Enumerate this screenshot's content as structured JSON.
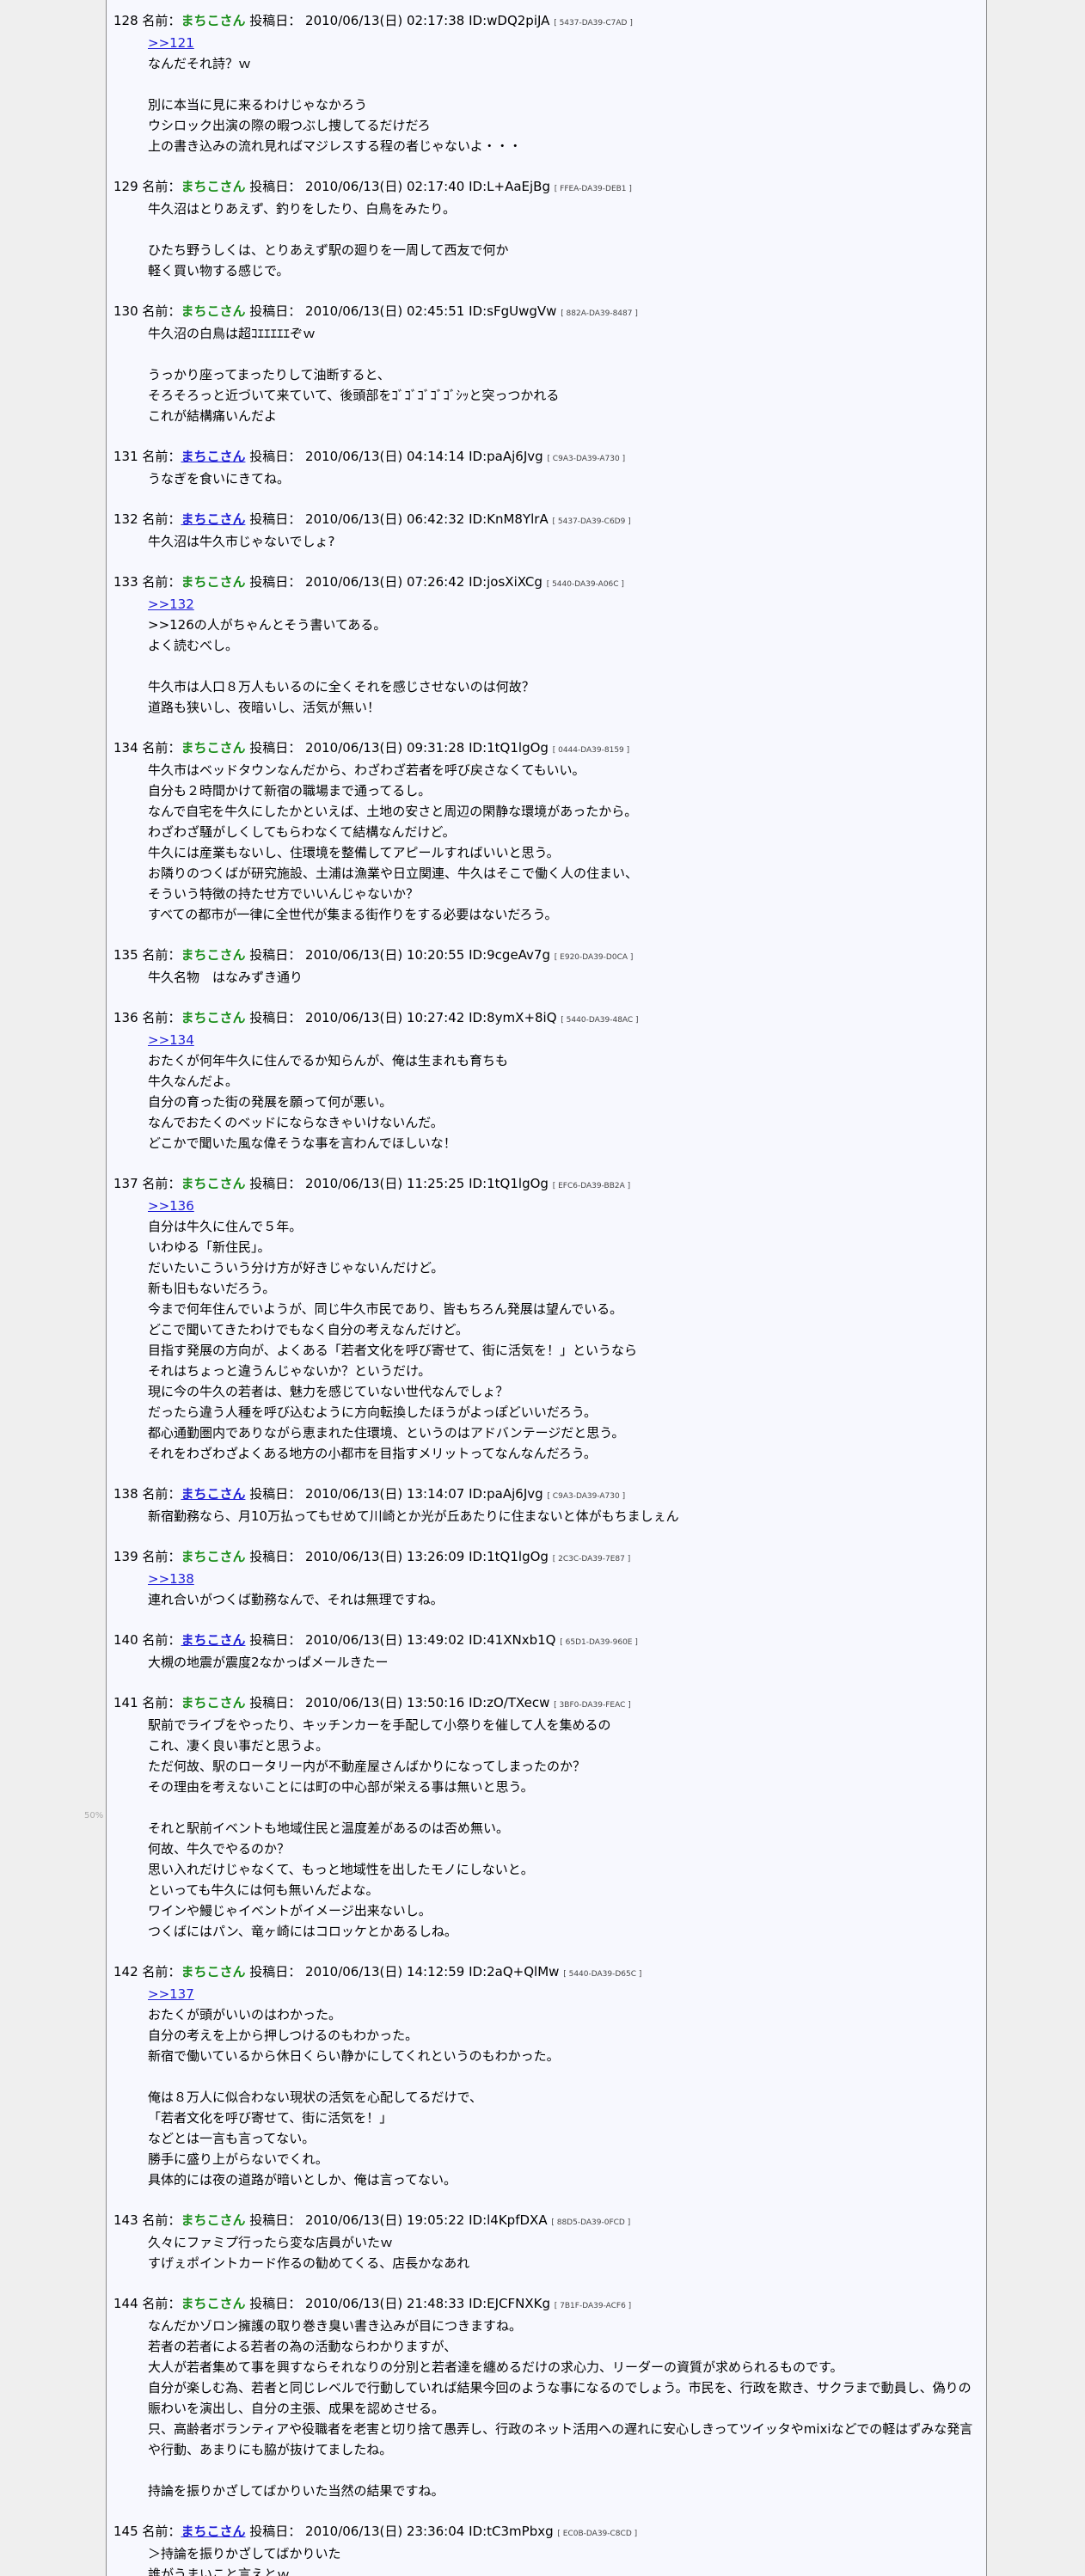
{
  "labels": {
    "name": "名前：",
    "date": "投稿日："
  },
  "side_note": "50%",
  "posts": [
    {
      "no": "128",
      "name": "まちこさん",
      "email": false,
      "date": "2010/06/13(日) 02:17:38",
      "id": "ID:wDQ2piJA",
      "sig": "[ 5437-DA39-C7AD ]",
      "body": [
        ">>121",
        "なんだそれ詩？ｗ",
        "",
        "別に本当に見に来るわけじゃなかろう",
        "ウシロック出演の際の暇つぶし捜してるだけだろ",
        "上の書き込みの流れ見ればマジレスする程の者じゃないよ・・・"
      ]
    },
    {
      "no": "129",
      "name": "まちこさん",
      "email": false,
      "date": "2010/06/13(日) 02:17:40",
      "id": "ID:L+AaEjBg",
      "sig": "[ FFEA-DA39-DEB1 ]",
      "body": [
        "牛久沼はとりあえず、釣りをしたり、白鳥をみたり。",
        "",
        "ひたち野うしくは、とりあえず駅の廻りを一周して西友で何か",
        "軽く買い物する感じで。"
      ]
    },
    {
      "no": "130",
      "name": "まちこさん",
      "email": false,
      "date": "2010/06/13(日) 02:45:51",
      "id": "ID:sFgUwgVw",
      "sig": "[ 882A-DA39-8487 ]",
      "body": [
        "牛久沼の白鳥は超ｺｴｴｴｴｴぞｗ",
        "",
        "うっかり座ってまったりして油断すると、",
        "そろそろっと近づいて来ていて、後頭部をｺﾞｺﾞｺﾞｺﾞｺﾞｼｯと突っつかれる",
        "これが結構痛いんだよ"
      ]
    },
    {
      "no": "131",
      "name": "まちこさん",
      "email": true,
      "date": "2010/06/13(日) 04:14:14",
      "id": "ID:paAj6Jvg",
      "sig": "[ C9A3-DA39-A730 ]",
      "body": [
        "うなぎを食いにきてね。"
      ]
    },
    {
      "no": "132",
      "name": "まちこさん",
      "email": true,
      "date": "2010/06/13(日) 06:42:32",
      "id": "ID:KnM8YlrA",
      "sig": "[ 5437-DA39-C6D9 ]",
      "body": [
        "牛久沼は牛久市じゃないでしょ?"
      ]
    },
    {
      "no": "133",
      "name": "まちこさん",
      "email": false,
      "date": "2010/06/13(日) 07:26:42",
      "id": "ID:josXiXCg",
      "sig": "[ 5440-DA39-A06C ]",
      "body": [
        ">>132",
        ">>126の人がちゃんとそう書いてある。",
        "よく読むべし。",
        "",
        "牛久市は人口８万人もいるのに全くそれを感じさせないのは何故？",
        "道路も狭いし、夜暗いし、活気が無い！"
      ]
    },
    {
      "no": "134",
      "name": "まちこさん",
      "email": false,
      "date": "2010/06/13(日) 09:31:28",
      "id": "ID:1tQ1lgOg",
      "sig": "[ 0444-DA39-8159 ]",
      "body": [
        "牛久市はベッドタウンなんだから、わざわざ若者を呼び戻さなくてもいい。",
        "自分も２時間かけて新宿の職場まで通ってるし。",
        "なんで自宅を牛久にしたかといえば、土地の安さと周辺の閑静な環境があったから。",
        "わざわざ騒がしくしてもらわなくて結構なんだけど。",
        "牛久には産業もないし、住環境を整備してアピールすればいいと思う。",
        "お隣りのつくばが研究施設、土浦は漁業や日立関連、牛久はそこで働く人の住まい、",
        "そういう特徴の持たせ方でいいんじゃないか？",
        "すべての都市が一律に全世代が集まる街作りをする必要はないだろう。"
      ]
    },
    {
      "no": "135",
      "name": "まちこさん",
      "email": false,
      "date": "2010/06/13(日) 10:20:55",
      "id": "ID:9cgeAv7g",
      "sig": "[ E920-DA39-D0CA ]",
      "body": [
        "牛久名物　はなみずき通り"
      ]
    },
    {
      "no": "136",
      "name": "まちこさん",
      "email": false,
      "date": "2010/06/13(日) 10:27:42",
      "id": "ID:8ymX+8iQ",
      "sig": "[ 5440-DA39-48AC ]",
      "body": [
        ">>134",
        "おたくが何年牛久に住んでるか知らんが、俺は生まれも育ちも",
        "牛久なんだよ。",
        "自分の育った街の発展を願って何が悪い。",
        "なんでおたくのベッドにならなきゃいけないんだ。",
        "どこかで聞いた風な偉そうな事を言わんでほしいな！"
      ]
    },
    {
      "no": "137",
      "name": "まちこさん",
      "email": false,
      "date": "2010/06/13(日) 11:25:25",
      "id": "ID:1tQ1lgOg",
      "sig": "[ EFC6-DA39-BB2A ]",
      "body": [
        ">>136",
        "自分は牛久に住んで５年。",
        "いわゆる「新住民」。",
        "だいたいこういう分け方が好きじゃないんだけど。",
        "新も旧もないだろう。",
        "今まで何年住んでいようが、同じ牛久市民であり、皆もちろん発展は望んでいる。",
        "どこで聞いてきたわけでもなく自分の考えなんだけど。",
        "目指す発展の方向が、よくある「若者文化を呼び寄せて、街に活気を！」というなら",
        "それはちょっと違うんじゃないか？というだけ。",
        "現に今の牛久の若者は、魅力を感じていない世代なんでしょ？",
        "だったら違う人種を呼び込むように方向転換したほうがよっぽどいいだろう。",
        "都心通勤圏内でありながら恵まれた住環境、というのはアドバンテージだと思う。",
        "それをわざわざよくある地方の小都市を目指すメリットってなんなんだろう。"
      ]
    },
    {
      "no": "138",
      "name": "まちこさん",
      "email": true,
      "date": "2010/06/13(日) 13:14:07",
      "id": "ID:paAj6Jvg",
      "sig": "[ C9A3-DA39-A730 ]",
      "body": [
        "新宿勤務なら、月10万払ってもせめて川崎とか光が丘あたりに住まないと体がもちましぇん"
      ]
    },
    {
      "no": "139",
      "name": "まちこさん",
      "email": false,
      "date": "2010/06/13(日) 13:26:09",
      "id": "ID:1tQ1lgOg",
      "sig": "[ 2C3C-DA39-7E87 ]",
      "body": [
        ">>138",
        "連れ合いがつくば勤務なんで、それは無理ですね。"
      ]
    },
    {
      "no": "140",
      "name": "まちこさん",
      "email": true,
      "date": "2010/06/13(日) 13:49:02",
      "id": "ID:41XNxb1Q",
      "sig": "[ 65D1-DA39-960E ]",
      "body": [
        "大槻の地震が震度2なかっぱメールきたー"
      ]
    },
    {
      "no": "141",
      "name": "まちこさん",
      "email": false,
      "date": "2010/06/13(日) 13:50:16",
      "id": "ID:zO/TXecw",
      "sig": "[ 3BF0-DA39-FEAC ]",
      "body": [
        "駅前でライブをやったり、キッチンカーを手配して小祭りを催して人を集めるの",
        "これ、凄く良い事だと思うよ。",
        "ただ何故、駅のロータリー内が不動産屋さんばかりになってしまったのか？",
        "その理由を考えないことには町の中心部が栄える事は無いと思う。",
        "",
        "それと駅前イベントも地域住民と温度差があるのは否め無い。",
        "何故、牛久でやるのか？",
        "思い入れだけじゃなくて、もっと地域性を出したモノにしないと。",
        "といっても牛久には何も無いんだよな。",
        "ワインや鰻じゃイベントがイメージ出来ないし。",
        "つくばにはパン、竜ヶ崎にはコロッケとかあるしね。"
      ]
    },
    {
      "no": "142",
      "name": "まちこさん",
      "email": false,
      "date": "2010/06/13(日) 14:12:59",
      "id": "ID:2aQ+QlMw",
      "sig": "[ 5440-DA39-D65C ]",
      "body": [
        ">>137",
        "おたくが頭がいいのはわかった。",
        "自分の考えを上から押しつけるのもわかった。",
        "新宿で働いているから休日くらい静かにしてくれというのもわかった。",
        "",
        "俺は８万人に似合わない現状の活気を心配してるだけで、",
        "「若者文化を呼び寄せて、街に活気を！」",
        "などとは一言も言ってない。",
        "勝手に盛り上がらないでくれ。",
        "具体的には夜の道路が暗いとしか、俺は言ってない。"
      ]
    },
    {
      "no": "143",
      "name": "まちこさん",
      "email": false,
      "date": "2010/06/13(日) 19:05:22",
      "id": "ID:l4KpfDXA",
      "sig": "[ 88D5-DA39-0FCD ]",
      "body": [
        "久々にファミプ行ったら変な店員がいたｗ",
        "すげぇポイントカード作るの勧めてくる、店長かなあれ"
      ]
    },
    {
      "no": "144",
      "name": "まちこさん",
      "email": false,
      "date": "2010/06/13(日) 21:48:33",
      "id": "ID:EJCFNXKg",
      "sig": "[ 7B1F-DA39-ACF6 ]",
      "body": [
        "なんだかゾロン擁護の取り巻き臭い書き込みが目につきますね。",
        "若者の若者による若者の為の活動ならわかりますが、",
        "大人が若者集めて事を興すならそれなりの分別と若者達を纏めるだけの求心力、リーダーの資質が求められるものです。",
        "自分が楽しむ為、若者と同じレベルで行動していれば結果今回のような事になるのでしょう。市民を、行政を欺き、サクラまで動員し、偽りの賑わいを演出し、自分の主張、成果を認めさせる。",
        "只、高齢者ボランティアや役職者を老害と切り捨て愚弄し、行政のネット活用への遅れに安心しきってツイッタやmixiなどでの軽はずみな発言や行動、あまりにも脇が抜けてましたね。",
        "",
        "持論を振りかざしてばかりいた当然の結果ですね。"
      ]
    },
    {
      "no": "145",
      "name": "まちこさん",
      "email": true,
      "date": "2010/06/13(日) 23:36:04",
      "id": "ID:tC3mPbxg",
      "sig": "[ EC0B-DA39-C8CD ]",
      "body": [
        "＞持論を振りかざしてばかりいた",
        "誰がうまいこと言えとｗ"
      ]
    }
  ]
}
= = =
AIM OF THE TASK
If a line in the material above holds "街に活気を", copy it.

REPLY TO THE EXERCISE
        "目指す発展の方向が、よくある「若者文化を呼び寄せて、街に活気を！」というなら",
        "「若者文化を呼び寄せて、街に活気を！」",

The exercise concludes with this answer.